Try it: Some lines in the records below may hold the word "including"; give the number of those lines and nothing else.

Records for the exercise:
────────────────────────────────────────

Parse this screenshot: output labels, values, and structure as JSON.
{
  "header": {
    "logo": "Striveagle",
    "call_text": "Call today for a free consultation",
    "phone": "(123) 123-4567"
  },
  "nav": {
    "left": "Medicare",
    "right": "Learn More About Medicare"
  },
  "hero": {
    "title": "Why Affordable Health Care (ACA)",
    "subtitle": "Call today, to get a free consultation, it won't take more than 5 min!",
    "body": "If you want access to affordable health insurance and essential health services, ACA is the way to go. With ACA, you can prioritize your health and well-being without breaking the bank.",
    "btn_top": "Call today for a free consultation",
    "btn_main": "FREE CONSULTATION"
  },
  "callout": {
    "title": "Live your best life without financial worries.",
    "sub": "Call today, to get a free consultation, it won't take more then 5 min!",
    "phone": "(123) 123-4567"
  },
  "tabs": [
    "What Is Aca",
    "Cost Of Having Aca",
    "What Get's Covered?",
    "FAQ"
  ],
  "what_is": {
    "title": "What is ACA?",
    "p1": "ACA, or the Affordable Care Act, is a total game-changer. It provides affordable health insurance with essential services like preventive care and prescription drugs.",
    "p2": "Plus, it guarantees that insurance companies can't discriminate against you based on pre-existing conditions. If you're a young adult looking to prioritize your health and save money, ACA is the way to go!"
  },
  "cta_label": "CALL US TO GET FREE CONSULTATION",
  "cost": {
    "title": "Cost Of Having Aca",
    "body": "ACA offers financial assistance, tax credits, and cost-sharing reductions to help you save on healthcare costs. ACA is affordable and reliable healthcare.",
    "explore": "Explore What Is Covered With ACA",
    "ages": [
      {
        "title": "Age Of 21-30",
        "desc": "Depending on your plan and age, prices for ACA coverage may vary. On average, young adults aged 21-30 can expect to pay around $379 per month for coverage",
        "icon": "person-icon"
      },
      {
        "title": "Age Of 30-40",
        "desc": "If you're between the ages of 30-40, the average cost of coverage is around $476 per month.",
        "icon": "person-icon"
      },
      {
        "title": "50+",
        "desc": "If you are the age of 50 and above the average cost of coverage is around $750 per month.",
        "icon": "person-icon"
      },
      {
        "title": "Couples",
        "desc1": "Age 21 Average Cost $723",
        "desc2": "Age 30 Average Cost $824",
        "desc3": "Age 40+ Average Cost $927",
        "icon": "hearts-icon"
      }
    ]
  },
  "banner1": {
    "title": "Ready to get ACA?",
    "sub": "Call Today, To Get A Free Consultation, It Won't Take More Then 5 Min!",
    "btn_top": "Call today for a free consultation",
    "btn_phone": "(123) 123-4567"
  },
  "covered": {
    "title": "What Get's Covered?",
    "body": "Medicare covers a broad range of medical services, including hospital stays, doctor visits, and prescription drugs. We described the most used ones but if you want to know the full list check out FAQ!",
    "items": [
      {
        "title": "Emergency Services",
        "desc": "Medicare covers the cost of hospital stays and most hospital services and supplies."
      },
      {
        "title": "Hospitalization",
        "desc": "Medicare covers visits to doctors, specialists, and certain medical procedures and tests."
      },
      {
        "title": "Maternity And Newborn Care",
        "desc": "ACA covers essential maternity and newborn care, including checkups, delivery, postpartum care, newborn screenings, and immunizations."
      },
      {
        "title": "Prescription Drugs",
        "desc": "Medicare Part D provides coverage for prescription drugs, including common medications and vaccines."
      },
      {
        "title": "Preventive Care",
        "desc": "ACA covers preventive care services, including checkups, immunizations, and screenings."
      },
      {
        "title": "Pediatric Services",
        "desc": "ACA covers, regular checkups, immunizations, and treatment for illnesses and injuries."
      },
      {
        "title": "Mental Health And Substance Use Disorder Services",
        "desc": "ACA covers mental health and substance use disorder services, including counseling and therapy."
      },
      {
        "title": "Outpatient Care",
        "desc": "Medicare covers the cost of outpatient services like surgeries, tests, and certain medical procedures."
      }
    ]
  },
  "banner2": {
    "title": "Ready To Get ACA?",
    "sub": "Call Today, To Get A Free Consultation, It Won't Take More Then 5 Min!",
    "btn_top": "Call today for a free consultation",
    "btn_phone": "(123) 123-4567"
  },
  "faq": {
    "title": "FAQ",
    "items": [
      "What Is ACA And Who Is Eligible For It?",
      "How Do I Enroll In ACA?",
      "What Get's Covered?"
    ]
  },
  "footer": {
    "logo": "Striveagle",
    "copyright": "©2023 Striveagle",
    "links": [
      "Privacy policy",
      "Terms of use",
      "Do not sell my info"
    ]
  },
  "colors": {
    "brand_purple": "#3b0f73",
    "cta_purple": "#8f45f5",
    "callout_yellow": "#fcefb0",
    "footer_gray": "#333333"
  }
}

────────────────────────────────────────

Exercise output: 5